→ **Exercise brief**: Please print out every entry below, verbatim.
• • • •
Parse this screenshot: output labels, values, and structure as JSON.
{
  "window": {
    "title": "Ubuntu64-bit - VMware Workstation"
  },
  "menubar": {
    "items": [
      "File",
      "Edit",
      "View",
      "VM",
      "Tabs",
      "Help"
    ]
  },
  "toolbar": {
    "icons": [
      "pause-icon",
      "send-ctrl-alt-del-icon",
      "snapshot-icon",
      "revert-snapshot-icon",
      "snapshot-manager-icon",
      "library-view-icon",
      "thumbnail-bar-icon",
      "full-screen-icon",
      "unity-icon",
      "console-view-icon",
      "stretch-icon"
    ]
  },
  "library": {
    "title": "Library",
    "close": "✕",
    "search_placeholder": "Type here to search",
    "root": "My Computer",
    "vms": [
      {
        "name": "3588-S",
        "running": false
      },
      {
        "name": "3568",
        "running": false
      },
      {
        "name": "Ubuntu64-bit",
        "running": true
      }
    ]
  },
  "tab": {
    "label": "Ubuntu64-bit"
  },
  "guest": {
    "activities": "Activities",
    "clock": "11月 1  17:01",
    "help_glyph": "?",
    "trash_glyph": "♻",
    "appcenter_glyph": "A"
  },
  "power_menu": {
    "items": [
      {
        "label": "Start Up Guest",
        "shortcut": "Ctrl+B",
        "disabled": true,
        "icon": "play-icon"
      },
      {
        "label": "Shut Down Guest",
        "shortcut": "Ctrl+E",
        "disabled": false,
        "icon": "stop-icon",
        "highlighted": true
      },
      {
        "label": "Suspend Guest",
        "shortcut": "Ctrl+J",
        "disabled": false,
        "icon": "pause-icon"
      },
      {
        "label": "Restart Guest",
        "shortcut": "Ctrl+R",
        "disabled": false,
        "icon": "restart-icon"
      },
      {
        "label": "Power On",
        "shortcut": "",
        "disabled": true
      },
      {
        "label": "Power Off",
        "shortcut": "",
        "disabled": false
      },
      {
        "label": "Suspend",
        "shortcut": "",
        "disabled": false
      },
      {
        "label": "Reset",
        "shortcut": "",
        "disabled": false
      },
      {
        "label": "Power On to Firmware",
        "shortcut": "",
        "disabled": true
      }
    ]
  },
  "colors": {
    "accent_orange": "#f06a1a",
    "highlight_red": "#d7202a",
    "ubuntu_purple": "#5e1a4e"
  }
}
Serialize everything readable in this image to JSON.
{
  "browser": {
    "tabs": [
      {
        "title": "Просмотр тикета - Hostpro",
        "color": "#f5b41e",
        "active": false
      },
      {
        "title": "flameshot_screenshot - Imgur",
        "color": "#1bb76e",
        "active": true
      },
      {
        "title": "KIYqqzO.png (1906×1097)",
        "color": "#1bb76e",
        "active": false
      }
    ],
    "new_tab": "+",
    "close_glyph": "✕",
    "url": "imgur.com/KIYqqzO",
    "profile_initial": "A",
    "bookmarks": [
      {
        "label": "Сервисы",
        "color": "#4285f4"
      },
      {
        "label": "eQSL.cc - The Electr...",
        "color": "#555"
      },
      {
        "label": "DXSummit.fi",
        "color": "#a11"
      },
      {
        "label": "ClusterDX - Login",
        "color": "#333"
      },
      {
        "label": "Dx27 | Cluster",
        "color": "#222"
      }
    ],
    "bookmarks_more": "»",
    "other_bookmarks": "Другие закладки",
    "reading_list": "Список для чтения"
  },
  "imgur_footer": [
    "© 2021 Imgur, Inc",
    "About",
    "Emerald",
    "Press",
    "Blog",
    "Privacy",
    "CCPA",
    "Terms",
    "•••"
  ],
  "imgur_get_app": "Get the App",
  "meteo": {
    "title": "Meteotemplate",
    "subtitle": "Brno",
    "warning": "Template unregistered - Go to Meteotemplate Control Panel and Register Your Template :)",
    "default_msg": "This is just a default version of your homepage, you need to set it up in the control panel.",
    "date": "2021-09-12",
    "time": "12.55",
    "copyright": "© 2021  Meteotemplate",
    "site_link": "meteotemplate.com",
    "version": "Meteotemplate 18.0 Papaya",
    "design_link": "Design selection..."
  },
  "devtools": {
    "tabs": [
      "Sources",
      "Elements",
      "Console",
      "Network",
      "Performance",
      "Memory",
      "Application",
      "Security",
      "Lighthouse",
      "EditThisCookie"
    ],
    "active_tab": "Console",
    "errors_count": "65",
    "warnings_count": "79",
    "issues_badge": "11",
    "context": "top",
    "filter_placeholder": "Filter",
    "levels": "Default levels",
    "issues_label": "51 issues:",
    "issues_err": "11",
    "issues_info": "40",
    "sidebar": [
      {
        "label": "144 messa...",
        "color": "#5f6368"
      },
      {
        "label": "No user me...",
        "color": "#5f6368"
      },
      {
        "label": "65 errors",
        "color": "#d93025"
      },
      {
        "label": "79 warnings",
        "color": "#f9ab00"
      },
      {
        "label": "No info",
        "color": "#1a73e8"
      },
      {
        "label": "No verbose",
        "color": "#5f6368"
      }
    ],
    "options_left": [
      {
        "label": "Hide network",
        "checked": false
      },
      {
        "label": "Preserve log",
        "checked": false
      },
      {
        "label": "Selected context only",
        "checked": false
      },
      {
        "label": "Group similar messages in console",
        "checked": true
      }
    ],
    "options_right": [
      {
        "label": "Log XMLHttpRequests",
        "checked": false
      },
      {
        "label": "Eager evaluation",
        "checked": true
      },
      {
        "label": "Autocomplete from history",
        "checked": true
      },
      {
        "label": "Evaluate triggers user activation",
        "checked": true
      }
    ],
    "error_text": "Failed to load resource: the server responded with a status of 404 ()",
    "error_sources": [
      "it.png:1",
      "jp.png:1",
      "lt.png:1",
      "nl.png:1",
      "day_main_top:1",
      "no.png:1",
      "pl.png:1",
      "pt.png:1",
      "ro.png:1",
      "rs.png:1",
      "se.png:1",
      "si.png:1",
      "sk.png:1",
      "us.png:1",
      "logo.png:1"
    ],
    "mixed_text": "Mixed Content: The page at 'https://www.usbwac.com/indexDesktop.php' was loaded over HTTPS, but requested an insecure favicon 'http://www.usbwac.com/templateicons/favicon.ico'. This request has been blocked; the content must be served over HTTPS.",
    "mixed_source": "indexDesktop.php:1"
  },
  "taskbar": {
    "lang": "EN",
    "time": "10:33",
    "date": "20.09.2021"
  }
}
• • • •
→ **Finished exercise**:
Parse this screenshot: output labels, values, and structure as JSON.
{
  "window": {
    "title": "Ubuntu64-bit - VMware Workstation"
  },
  "menubar": {
    "items": [
      "File",
      "Edit",
      "View",
      "VM",
      "Tabs",
      "Help"
    ]
  },
  "toolbar": {
    "icons": [
      "pause-icon",
      "send-ctrl-alt-del-icon",
      "snapshot-icon",
      "revert-snapshot-icon",
      "snapshot-manager-icon",
      "library-view-icon",
      "thumbnail-bar-icon",
      "full-screen-icon",
      "unity-icon",
      "console-view-icon",
      "stretch-icon"
    ]
  },
  "library": {
    "title": "Library",
    "close": "✕",
    "search_placeholder": "Type here to search",
    "root": "My Computer",
    "vms": [
      {
        "name": "3588-S",
        "running": false
      },
      {
        "name": "3568",
        "running": false
      },
      {
        "name": "Ubuntu64-bit",
        "running": true
      }
    ]
  },
  "tab": {
    "label": "Ubuntu64-bit"
  },
  "guest": {
    "activities": "Activities",
    "clock": "11月 1  17:01",
    "help_glyph": "?",
    "trash_glyph": "♻",
    "appcenter_glyph": "A"
  },
  "power_menu": {
    "items": [
      {
        "label": "Start Up Guest",
        "shortcut": "Ctrl+B",
        "disabled": true,
        "icon": "play-icon"
      },
      {
        "label": "Shut Down Guest",
        "shortcut": "Ctrl+E",
        "disabled": false,
        "icon": "stop-icon",
        "highlighted": true
      },
      {
        "label": "Suspend Guest",
        "shortcut": "Ctrl+J",
        "disabled": false,
        "icon": "pause-icon"
      },
      {
        "label": "Restart Guest",
        "shortcut": "Ctrl+R",
        "disabled": false,
        "icon": "restart-icon"
      },
      {
        "label": "Power On",
        "shortcut": "",
        "disabled": true
      },
      {
        "label": "Power Off",
        "shortcut": "",
        "disabled": false
      },
      {
        "label": "Suspend",
        "shortcut": "",
        "disabled": false
      },
      {
        "label": "Reset",
        "shortcut": "",
        "disabled": false
      },
      {
        "label": "Power On to Firmware",
        "shortcut": "",
        "disabled": true
      }
    ]
  },
  "colors": {
    "accent_orange": "#f06a1a",
    "highlight_red": "#d7202a",
    "ubuntu_purple": "#5e1a4e"
  }
}
Serialize everything readable in this image to JSON.
{
  "browser": {
    "tabs": [
      {
        "title": "Просмотр тикета - Hostpro",
        "color": "#f5b41e",
        "active": false
      },
      {
        "title": "flameshot_screenshot - Imgur",
        "color": "#1bb76e",
        "active": true
      },
      {
        "title": "KIYqqzO.png (1906×1097)",
        "color": "#1bb76e",
        "active": false
      }
    ],
    "new_tab": "+",
    "close_glyph": "✕",
    "url": "imgur.com/KIYqqzO",
    "profile_initial": "A",
    "bookmarks": [
      {
        "label": "Сервисы",
        "color": "#4285f4"
      },
      {
        "label": "eQSL.cc - The Electr...",
        "color": "#555"
      },
      {
        "label": "DXSummit.fi",
        "color": "#a11"
      },
      {
        "label": "ClusterDX - Login",
        "color": "#333"
      },
      {
        "label": "Dx27 | Cluster",
        "color": "#222"
      }
    ],
    "bookmarks_more": "»",
    "other_bookmarks": "Другие закладки",
    "reading_list": "Список для чтения"
  },
  "imgur_footer": [
    "© 2021 Imgur, Inc",
    "About",
    "Emerald",
    "Press",
    "Blog",
    "Privacy",
    "CCPA",
    "Terms",
    "•••"
  ],
  "imgur_get_app": "Get the App",
  "meteo": {
    "title": "Meteotemplate",
    "subtitle": "Brno",
    "warning": "Template unregistered - Go to Meteotemplate Control Panel and Register Your Template :)",
    "default_msg": "This is just a default version of your homepage, you need to set it up in the control panel.",
    "date": "2021-09-12",
    "time": "12.55",
    "copyright": "© 2021  Meteotemplate",
    "site_link": "meteotemplate.com",
    "version": "Meteotemplate 18.0 Papaya",
    "design_link": "Design selection..."
  },
  "devtools": {
    "tabs": [
      "Sources",
      "Elements",
      "Console",
      "Network",
      "Performance",
      "Memory",
      "Application",
      "Security",
      "Lighthouse",
      "EditThisCookie"
    ],
    "active_tab": "Console",
    "errors_count": "65",
    "warnings_count": "79",
    "issues_badge": "11",
    "context": "top",
    "filter_placeholder": "Filter",
    "levels": "Default levels",
    "issues_label": "51 issues:",
    "issues_err": "11",
    "issues_info": "40",
    "sidebar": [
      {
        "label": "144 messa...",
        "color": "#5f6368"
      },
      {
        "label": "No user me...",
        "color": "#5f6368"
      },
      {
        "label": "65 errors",
        "color": "#d93025"
      },
      {
        "label": "79 warnings",
        "color": "#f9ab00"
      },
      {
        "label": "No info",
        "color": "#1a73e8"
      },
      {
        "label": "No verbose",
        "color": "#5f6368"
      }
    ],
    "options_left": [
      {
        "label": "Hide network",
        "checked": false
      },
      {
        "label": "Preserve log",
        "checked": false
      },
      {
        "label": "Selected context only",
        "checked": false
      },
      {
        "label": "Group similar messages in console",
        "checked": true
      }
    ],
    "options_right": [
      {
        "label": "Log XMLHttpRequests",
        "checked": false
      },
      {
        "label": "Eager evaluation",
        "checked": true
      },
      {
        "label": "Autocomplete from history",
        "checked": true
      },
      {
        "label": "Evaluate triggers user activation",
        "checked": true
      }
    ],
    "error_text": "Failed to load resource: the server responded with a status of 404 ()",
    "error_sources": [
      "it.png:1",
      "jp.png:1",
      "lt.png:1",
      "nl.png:1",
      "day_main_top:1",
      "no.png:1",
      "pl.png:1",
      "pt.png:1",
      "ro.png:1",
      "rs.png:1",
      "se.png:1",
      "si.png:1",
      "sk.png:1",
      "us.png:1",
      "logo.png:1"
    ],
    "mixed_text": "Mixed Content: The page at 'https://www.usbwac.com/indexDesktop.php' was loaded over HTTPS, but requested an insecure favicon 'http://www.usbwac.com/templateicons/favicon.ico'. This request has been blocked; the content must be served over HTTPS.",
    "mixed_source": "indexDesktop.php:1"
  },
  "taskbar": {
    "lang": "EN",
    "time": "10:33",
    "date": "20.09.2021"
  }
}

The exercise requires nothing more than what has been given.